* [DESCRIPTION OF THE TASK]:
Only the number is requested. Tally the lines of the data that hold the string "mmpr".

[Page and application data records]
--*--
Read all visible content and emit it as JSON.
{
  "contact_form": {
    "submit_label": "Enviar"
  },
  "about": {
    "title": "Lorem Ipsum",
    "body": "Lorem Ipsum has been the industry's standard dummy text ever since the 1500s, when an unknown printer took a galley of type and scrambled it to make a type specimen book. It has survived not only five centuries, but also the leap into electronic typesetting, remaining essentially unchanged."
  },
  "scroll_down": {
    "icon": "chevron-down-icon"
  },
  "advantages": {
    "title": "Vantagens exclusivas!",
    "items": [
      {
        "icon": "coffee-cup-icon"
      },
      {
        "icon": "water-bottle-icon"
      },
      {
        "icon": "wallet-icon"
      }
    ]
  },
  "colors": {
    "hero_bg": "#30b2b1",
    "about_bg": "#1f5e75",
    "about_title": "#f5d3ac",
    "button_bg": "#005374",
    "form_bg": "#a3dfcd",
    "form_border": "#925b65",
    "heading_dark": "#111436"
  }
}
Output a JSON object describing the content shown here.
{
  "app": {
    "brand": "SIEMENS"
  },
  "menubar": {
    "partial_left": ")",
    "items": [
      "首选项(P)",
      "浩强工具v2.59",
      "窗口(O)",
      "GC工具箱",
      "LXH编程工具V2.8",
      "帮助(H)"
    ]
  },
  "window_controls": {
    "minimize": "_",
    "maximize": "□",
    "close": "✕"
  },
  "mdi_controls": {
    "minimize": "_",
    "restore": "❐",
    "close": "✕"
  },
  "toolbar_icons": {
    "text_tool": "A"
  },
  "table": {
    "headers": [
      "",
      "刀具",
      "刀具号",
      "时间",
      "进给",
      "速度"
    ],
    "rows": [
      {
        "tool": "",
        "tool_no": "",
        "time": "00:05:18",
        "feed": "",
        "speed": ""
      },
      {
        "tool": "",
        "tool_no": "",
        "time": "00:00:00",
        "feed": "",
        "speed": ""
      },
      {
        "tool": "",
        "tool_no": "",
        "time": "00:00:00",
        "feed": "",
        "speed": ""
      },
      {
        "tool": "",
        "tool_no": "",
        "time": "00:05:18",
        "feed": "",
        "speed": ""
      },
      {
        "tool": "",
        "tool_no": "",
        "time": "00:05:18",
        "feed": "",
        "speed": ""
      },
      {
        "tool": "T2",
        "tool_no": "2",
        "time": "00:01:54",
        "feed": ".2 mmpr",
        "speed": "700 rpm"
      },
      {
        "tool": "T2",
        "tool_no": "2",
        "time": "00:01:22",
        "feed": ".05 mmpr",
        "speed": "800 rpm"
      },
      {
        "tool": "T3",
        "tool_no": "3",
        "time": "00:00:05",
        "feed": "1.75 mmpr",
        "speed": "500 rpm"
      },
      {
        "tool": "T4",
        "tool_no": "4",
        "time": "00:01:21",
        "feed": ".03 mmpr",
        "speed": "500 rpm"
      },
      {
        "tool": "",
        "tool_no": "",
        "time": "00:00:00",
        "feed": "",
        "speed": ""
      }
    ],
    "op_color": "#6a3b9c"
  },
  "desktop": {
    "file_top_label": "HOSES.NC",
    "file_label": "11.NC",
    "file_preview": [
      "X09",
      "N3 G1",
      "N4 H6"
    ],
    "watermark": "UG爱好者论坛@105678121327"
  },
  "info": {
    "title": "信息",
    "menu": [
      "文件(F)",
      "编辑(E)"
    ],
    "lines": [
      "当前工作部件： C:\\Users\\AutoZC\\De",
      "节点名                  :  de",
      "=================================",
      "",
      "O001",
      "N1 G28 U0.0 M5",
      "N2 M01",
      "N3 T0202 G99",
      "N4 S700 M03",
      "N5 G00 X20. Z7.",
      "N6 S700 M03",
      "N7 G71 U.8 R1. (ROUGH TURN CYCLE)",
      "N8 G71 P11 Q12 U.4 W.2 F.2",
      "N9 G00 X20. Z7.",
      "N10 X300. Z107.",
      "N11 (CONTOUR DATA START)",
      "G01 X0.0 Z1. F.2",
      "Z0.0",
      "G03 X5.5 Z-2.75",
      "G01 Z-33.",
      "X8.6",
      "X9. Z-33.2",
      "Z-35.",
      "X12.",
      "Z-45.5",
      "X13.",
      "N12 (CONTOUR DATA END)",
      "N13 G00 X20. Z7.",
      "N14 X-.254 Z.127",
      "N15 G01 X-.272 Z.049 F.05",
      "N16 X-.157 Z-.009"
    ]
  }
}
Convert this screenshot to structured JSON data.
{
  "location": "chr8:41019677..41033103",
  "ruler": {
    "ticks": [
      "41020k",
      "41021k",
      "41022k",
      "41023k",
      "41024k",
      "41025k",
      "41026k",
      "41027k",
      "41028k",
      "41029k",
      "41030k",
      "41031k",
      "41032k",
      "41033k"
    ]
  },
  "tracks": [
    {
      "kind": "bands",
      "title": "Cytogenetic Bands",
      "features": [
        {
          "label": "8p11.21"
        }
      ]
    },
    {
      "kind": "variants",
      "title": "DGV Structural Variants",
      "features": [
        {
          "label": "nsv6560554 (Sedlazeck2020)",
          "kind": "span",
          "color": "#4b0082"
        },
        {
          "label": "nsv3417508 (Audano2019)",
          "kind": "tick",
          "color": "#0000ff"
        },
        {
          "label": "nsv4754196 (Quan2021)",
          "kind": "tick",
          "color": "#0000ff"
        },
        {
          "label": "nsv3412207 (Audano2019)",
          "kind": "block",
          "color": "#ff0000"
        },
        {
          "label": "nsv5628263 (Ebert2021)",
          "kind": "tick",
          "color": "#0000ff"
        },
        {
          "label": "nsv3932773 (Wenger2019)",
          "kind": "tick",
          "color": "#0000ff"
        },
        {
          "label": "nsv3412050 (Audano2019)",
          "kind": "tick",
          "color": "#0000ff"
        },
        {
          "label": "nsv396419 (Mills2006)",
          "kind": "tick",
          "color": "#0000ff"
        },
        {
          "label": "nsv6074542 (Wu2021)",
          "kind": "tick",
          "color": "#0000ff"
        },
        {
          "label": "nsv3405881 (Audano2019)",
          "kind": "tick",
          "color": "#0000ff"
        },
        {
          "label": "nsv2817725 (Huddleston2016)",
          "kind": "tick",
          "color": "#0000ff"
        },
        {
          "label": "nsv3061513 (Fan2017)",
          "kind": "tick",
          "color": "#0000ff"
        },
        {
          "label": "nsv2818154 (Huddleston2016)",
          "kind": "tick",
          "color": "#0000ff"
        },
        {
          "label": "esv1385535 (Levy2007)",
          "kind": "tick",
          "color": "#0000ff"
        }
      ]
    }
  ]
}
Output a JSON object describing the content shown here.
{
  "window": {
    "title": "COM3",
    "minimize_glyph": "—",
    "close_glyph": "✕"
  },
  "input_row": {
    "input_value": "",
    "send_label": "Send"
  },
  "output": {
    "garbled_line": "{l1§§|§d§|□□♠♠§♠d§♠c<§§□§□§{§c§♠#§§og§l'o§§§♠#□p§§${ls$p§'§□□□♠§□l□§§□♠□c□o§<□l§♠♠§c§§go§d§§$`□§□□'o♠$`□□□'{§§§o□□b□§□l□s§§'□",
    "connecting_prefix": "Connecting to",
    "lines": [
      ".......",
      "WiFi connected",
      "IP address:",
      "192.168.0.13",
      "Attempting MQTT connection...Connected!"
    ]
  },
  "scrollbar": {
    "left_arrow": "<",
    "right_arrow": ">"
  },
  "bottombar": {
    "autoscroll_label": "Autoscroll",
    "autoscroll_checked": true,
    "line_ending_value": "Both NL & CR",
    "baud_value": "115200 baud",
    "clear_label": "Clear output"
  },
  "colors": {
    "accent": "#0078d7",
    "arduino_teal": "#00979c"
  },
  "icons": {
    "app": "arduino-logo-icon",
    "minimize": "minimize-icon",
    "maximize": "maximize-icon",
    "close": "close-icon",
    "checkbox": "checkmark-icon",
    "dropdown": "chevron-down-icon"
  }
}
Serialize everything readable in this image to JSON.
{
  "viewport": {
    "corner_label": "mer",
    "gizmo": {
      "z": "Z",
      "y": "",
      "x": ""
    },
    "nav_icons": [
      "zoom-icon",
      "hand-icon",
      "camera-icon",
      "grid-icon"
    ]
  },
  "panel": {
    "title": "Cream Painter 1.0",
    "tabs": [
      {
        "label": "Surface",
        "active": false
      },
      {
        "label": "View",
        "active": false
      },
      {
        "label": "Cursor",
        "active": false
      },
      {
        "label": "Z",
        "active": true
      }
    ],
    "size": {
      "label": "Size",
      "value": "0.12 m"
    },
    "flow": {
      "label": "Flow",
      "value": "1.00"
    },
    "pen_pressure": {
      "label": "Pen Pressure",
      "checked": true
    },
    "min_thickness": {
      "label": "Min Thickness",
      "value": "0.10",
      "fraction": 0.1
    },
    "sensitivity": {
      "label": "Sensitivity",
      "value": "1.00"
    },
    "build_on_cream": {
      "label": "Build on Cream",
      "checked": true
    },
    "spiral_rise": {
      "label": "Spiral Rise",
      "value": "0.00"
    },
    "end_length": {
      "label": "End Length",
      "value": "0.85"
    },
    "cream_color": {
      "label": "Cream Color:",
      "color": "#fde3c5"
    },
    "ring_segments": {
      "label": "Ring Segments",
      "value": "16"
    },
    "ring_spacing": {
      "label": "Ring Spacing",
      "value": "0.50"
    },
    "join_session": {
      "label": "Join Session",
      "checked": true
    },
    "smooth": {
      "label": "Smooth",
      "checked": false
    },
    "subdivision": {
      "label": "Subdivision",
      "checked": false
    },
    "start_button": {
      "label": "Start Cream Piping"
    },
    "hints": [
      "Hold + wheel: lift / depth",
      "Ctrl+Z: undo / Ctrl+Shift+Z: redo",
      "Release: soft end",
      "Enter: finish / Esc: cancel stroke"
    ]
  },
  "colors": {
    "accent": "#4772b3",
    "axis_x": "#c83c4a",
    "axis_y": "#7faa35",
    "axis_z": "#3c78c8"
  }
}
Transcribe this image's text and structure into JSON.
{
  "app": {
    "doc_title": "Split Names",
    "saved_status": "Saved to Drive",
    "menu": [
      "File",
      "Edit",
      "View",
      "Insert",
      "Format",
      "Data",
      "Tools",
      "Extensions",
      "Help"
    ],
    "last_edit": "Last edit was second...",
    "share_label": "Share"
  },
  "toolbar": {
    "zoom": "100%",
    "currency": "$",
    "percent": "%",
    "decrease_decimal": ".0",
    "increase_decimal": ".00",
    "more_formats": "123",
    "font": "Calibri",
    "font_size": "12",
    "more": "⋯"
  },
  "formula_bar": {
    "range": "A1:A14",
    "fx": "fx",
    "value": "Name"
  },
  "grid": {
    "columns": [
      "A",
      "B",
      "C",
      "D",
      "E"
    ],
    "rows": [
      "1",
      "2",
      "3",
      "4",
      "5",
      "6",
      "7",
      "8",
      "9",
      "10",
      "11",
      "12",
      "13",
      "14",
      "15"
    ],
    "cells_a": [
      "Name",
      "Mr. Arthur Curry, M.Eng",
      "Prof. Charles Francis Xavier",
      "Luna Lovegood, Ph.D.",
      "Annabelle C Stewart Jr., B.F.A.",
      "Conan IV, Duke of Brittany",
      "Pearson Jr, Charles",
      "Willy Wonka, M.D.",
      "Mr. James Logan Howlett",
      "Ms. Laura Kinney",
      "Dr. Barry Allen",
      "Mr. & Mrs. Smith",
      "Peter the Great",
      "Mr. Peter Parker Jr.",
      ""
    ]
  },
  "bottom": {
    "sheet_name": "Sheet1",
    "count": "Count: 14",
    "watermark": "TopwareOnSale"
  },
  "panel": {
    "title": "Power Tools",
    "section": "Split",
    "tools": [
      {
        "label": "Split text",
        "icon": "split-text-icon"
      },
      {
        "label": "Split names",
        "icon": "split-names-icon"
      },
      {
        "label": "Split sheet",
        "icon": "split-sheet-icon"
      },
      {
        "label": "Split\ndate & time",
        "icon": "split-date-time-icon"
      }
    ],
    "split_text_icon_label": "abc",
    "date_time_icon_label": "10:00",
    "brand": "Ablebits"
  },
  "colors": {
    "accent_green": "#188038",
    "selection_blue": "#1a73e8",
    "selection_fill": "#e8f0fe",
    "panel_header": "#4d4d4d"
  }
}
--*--
* [EXERCISE OUTPUT]:
4